Special ingredients and tools
Typical of Liguria, a region in the north-western part of the Belpaese, the sauce, through its peculiar ingredients, tells us a lot about the land and the city, Genoa, gave it birth. Basil, Parmigiano Reggiano, Pecorino, extra-virgin olive oil, pine nuts, garlic, are indeed all typical products of this territory and of those from neighboring regions. There is also another element, though, that makes Pesto special: the traditional process used for its preparation. In fact, in order to give it the correct taste and flavor, it’s necessary the use of marble mortar and wooden pestle.
Receipt and preparation
Before we deepen its history and the legend attributed to its origin, though, we would give the opportunity to the amateur cooks among our readers to learn how to recreate this wonderful sauce directly in their homes. Below you will find the real and authentic receipt of Pesto genovese:
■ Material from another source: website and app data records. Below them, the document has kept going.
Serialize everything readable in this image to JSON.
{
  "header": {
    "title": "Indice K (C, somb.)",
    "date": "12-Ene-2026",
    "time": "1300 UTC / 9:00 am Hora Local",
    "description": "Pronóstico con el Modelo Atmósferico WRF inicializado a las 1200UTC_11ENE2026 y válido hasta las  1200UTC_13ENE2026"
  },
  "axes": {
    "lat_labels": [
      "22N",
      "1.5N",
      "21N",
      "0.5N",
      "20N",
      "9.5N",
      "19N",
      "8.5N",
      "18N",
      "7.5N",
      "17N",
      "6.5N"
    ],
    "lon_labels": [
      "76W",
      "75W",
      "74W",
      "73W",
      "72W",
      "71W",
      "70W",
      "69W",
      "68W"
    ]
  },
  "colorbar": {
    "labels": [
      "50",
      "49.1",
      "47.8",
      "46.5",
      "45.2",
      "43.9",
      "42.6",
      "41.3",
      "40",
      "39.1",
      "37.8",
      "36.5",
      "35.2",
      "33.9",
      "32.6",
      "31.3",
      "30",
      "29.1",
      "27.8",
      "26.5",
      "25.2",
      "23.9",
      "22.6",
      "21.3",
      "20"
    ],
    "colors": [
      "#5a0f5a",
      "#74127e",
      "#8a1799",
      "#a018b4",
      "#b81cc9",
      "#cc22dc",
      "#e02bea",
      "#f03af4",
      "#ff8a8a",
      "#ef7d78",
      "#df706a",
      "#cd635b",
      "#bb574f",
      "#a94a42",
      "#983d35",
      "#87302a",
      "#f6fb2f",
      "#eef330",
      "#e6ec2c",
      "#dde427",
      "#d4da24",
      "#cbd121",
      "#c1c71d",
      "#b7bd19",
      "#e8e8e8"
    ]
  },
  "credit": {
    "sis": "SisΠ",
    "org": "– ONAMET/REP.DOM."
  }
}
Within legend and reality: history and origins of Pesto
The legend tells that the well-known sauce was casually realized for the first time by the hands of a friar who lived on the heights of Genoa. It would appear that the monk was searching for herbs in the vicinity of the monastery and that, once in the kitchen, he added some ingredients (pine nuts, walnuts and cheese) received as an offering from the visiting believers. Both the herb and the monastery were named in honour of Saint Basilium.
For all the charm of the legend, however, it seems that the origins of Pesto are actually much older and less random than this story would have us believe. First of all, some historians even trace its origins back to the ancient Romans. During the Roman Empire, there is evidence of a green sauce called “moretum”, which was made with cheese, garlic and herbs. The preparation and use of this sauce was so widespread that it was even described in a poem attributed to the famous Virgil.
Later, and more precisely during the Middle Ages, another ancestor of Pesto appeared in the Ligurian region: ‘Agliata’, a sauce made from walnuts and garlic (‘aglio’ in Italian). Genoa was a great maritime power, one of the four maritime republics, and most of the population lived off this type of economy. Although the sauce was used by the entire population, it would seem that it was particularly popular among seafarers to prevent the many diseases caused by the poor hygienic conditions of long sea voyages.
After all these curiosities about Pesto, it’s time to get down to business, or rather, as a true Italian would say, “è ora di mettere le mani in pasta” (literally, to put your hands in pasta)! Follow our receipt, make your home made Pesto and let us know how it tastes!